### Entries from a dataset of interfaces
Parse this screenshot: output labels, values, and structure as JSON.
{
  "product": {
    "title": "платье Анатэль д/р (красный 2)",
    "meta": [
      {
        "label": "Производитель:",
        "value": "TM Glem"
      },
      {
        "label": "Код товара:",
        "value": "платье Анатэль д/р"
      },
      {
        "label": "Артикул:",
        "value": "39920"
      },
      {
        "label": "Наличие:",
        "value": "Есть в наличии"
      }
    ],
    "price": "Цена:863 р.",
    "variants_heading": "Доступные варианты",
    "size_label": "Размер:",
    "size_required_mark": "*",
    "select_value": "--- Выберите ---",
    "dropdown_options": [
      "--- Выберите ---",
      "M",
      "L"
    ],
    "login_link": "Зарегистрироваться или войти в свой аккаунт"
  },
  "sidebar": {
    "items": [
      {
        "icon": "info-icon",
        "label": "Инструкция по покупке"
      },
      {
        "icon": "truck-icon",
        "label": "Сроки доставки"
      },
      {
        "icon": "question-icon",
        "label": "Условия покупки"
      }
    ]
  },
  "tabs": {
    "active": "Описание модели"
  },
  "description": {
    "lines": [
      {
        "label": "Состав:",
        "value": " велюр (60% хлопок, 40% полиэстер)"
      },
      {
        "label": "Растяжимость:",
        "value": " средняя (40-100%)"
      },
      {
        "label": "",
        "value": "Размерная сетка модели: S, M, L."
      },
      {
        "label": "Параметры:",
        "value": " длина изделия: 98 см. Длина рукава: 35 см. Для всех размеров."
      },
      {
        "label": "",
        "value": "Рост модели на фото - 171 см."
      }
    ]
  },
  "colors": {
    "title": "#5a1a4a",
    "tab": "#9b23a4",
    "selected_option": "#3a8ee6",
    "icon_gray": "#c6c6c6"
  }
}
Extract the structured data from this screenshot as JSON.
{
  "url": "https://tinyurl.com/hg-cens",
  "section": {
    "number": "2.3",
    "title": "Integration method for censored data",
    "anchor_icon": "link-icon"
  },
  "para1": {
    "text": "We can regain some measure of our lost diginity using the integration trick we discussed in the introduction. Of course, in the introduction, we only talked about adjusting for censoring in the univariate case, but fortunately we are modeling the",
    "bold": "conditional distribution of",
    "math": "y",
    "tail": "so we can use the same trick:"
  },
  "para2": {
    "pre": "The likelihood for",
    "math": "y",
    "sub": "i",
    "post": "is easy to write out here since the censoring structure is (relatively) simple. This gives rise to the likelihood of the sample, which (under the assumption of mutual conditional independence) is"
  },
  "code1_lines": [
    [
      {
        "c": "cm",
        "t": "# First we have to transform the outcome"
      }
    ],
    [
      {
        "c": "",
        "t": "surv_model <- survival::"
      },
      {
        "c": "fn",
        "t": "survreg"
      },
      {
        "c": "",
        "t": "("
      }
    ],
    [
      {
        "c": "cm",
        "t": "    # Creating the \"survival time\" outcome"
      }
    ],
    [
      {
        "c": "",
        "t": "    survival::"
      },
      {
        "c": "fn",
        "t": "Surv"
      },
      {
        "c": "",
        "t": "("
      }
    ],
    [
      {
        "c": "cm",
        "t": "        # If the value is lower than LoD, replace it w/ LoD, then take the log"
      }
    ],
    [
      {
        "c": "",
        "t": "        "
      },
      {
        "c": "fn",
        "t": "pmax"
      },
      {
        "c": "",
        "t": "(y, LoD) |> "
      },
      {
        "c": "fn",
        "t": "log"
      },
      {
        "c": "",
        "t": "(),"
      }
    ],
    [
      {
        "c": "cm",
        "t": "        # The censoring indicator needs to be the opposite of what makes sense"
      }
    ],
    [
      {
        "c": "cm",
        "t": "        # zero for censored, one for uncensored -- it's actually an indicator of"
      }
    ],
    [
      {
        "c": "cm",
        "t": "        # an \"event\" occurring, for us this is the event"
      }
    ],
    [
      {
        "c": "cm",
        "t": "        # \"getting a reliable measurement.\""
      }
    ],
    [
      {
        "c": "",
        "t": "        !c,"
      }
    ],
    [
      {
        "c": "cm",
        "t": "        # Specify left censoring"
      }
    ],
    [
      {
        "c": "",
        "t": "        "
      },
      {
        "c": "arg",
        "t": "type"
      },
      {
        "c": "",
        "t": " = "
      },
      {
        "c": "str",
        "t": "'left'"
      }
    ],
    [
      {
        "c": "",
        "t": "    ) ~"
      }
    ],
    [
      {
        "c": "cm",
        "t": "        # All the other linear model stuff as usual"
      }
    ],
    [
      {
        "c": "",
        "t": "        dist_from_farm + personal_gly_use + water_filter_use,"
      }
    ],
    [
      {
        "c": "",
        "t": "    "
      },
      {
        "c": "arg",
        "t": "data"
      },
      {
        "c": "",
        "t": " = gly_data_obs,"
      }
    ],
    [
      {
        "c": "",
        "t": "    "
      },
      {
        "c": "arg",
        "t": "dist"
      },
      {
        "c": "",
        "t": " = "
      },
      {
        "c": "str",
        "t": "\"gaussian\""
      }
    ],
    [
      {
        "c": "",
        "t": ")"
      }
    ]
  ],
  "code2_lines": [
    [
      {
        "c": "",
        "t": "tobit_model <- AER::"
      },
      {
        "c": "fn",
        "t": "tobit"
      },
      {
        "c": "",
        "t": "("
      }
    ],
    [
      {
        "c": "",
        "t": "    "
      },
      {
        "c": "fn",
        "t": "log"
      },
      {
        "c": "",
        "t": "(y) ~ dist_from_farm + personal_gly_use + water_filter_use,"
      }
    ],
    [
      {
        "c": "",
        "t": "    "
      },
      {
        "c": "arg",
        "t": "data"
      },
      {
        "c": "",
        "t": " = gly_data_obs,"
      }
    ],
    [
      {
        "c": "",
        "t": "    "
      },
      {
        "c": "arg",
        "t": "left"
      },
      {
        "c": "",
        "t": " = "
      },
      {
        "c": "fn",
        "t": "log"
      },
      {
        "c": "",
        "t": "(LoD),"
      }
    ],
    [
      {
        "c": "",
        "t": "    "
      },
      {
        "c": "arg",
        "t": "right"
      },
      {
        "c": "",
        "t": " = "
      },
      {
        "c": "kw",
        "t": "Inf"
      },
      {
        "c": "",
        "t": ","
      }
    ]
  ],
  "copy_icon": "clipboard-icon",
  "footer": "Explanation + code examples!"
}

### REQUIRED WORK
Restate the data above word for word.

### RESULT BELOW
Parse this screenshot: output labels, values, and structure as JSON.
{
  "product": {
    "title": "платье Анатэль д/р (красный 2)",
    "meta": [
      {
        "label": "Производитель:",
        "value": "TM Glem"
      },
      {
        "label": "Код товара:",
        "value": "платье Анатэль д/р"
      },
      {
        "label": "Артикул:",
        "value": "39920"
      },
      {
        "label": "Наличие:",
        "value": "Есть в наличии"
      }
    ],
    "price": "Цена:863 р.",
    "variants_heading": "Доступные варианты",
    "size_label": "Размер:",
    "size_required_mark": "*",
    "select_value": "--- Выберите ---",
    "dropdown_options": [
      "--- Выберите ---",
      "M",
      "L"
    ],
    "login_link": "Зарегистрироваться или войти в свой аккаунт"
  },
  "sidebar": {
    "items": [
      {
        "icon": "info-icon",
        "label": "Инструкция по покупке"
      },
      {
        "icon": "truck-icon",
        "label": "Сроки доставки"
      },
      {
        "icon": "question-icon",
        "label": "Условия покупки"
      }
    ]
  },
  "tabs": {
    "active": "Описание модели"
  },
  "description": {
    "lines": [
      {
        "label": "Состав:",
        "value": " велюр (60% хлопок, 40% полиэстер)"
      },
      {
        "label": "Растяжимость:",
        "value": " средняя (40-100%)"
      },
      {
        "label": "",
        "value": "Размерная сетка модели: S, M, L."
      },
      {
        "label": "Параметры:",
        "value": " длина изделия: 98 см. Длина рукава: 35 см. Для всех размеров."
      },
      {
        "label": "",
        "value": "Рост модели на фото - 171 см."
      }
    ]
  },
  "colors": {
    "title": "#5a1a4a",
    "tab": "#9b23a4",
    "selected_option": "#3a8ee6",
    "icon_gray": "#c6c6c6"
  }
}
Extract the structured data from this screenshot as JSON.
{
  "url": "https://tinyurl.com/hg-cens",
  "section": {
    "number": "2.3",
    "title": "Integration method for censored data",
    "anchor_icon": "link-icon"
  },
  "para1": {
    "text": "We can regain some measure of our lost diginity using the integration trick we discussed in the introduction. Of course, in the introduction, we only talked about adjusting for censoring in the univariate case, but fortunately we are modeling the",
    "bold": "conditional distribution of",
    "math": "y",
    "tail": "so we can use the same trick:"
  },
  "para2": {
    "pre": "The likelihood for",
    "math": "y",
    "sub": "i",
    "post": "is easy to write out here since the censoring structure is (relatively) simple. This gives rise to the likelihood of the sample, which (under the assumption of mutual conditional independence) is"
  },
  "code1_lines": [
    [
      {
        "c": "cm",
        "t": "# First we have to transform the outcome"
      }
    ],
    [
      {
        "c": "",
        "t": "surv_model <- survival::"
      },
      {
        "c": "fn",
        "t": "survreg"
      },
      {
        "c": "",
        "t": "("
      }
    ],
    [
      {
        "c": "cm",
        "t": "    # Creating the \"survival time\" outcome"
      }
    ],
    [
      {
        "c": "",
        "t": "    survival::"
      },
      {
        "c": "fn",
        "t": "Surv"
      },
      {
        "c": "",
        "t": "("
      }
    ],
    [
      {
        "c": "cm",
        "t": "        # If the value is lower than LoD, replace it w/ LoD, then take the log"
      }
    ],
    [
      {
        "c": "",
        "t": "        "
      },
      {
        "c": "fn",
        "t": "pmax"
      },
      {
        "c": "",
        "t": "(y, LoD) |> "
      },
      {
        "c": "fn",
        "t": "log"
      },
      {
        "c": "",
        "t": "(),"
      }
    ],
    [
      {
        "c": "cm",
        "t": "        # The censoring indicator needs to be the opposite of what makes sense"
      }
    ],
    [
      {
        "c": "cm",
        "t": "        # zero for censored, one for uncensored -- it's actually an indicator of"
      }
    ],
    [
      {
        "c": "cm",
        "t": "        # an \"event\" occurring, for us this is the event"
      }
    ],
    [
      {
        "c": "cm",
        "t": "        # \"getting a reliable measurement.\""
      }
    ],
    [
      {
        "c": "",
        "t": "        !c,"
      }
    ],
    [
      {
        "c": "cm",
        "t": "        # Specify left censoring"
      }
    ],
    [
      {
        "c": "",
        "t": "        "
      },
      {
        "c": "arg",
        "t": "type"
      },
      {
        "c": "",
        "t": " = "
      },
      {
        "c": "str",
        "t": "'left'"
      }
    ],
    [
      {
        "c": "",
        "t": "    ) ~"
      }
    ],
    [
      {
        "c": "cm",
        "t": "        # All the other linear model stuff as usual"
      }
    ],
    [
      {
        "c": "",
        "t": "        dist_from_farm + personal_gly_use + water_filter_use,"
      }
    ],
    [
      {
        "c": "",
        "t": "    "
      },
      {
        "c": "arg",
        "t": "data"
      },
      {
        "c": "",
        "t": " = gly_data_obs,"
      }
    ],
    [
      {
        "c": "",
        "t": "    "
      },
      {
        "c": "arg",
        "t": "dist"
      },
      {
        "c": "",
        "t": " = "
      },
      {
        "c": "str",
        "t": "\"gaussian\""
      }
    ],
    [
      {
        "c": "",
        "t": ")"
      }
    ]
  ],
  "code2_lines": [
    [
      {
        "c": "",
        "t": "tobit_model <- AER::"
      },
      {
        "c": "fn",
        "t": "tobit"
      },
      {
        "c": "",
        "t": "("
      }
    ],
    [
      {
        "c": "",
        "t": "    "
      },
      {
        "c": "fn",
        "t": "log"
      },
      {
        "c": "",
        "t": "(y) ~ dist_from_farm + personal_gly_use + water_filter_use,"
      }
    ],
    [
      {
        "c": "",
        "t": "    "
      },
      {
        "c": "arg",
        "t": "data"
      },
      {
        "c": "",
        "t": " = gly_data_obs,"
      }
    ],
    [
      {
        "c": "",
        "t": "    "
      },
      {
        "c": "arg",
        "t": "left"
      },
      {
        "c": "",
        "t": " = "
      },
      {
        "c": "fn",
        "t": "log"
      },
      {
        "c": "",
        "t": "(LoD),"
      }
    ],
    [
      {
        "c": "",
        "t": "    "
      },
      {
        "c": "arg",
        "t": "right"
      },
      {
        "c": "",
        "t": " = "
      },
      {
        "c": "kw",
        "t": "Inf"
      },
      {
        "c": "",
        "t": ","
      }
    ]
  ],
  "copy_icon": "clipboard-icon",
  "footer": "Explanation + code examples!"
}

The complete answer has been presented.